Author: S. Hunter Nisbet
Publisher: Badapple Press
Length: 197 Pages (Kindle)
Category: Dystopian, Alt U, Spec Fic
At a Glance: This is speculative fiction at its dismal and dystopian finest, and Saint Flaherty is firmly at the top of my list of best series of 2016.
Reviewed By: Lisa
Blurb: Good intentions only go so far.
Regretting his decision to let Simon Flaherty leave Buchell without admitting his feelings, Mick Perry follows his ex-fighting student to Scioto City looking for closure.
What Mick finds is a teenager barely coping with his new life, adrift in a metropolis that pays lip service to progress while accepting bribes from all-powerful criminal syndicates.
Mick thinks he’s prepared to do anything to help Simon, but his own past is catching up, from the family that betrayed his beliefs to the war he can’t seem to stop fighting in his dreams. Not to mention the contracts he’s bent on securing with the city bosses. The right move forward has never been less clear.
When the local syndicates realize exactly who Simon’s father was, all bets are off for the future. Mick will have to choose—does he want Simon as a lover, or does he want to use the power of the Petrowski name?
Or do all roads lead to hell?
The book numbers refer to the chronological order they go in.They are intended to be read in the order presented below.Read them in chronological order at your own risk.
Books in the Saint Flaherty series
Book 1: What Boys Are Made Of
Book 2: The Mercy of Men
Book 1.5: All Roads Lead to Hell
Book 3: What About the Girls (Coming late fall 2016)
Review: I have to confess I was a little leery about how this book was going to fit into the Saint Flaherty series, but come on. The title and that cover… how could I resist? There’s a six year leap between books one and two of the series, and All Roads Lead to Hell nocks into the timeline in between; a scant six months after sixteen-year-old Simon, his sort-of-stepsister/caretaker, Erin, and Simon’s nemesis-cum-TBD, Connor Hall, escaped Buchell—the town bombed back to the dark ages in the second Civil War and then held prisoner by the devil incarnate himself. Simon’s father.

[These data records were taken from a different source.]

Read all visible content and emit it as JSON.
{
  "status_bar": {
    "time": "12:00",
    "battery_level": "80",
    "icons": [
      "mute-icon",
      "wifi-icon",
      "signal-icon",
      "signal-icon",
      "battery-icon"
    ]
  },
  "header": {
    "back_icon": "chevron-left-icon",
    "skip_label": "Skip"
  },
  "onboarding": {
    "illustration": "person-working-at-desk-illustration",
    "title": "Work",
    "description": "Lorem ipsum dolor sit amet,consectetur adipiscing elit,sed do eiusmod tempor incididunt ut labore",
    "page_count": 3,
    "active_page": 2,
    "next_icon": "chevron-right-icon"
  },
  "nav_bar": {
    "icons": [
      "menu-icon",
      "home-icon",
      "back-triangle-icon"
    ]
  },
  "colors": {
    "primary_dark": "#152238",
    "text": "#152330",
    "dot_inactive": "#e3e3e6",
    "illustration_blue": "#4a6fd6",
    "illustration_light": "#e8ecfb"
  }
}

This novel being non-linear in the chronology of the series’ main books means that it fills in gaps and elucidates certain events from both What Boys Are Made Of and The Mercy of Men, which gave me some awesome “holy crap” moments and has me chomping at the bit for What About the Girls. What makes this particular installment in the Saint Flaherty series unique, however, is that a.) it’s told from a single narrator’s point of view, b.) that narrator, Mick Perry, while significant in shaping Simon into the fighter he’s become, is also a character I wouldn’t have said was a major role player until now, and c.) there’s some steamy on-page sex between them in this installment, which we haven’t seen before but which is significant to the relationship between Mick and Simon—especially as it pertains to Simon and certain scenarios in Mercy.
What I love about this novella, apart from my overall love of this series, is the way S. Hunter Nisbet is parsing out the details of this world she’s built. We get a rural dystopia in Buchell but an altogether different sort of urban decay amidst the efforts to rebuild Scioto City. The normalcy of the syndicates and their crimes juxtaposed with Mick’s brother and sister-in-law’s sort of suburban utopia of a life does nothing but layer the setting of the series and creates a schism of sociological and anthropological codes. Morals and the instinct for human survival have evolved into something that fit into this -verse as a sort of “every man for himself” paradigm that supports the grim existence most of these people live. Which, in turn, is what makes this series so fabulous.
The realities and the aftermath of the Civil War that took place years before this series opened are teased out even further in All Roads Lead to Hell, in the way families were affected—and just as in the 19th century Civil War, the way brothers were pitted against brothers on opposite sides of the cause. Post-war trauma has left Mick broken in a psychological way, unable to escape the hell of his memories, and he becomes a more dimensional character in this book—someone I alternately felt a great deal of sympathy for, while at other times he pissed me off a bit, but again, when you already know every man is out for himself, you can’t expect Mick not to strike when an opportunity rears its head.
I love this series. Love it beyond words. S. Hunter Nisbet is an outstanding storyteller and has created a world and characters unique unto themselves. This is speculative fiction at its dismal and dystopian finest, and Saint Flaherty is firmly at the top of my list of best series of 2016.
You can buy All Roads Lead to Hell here: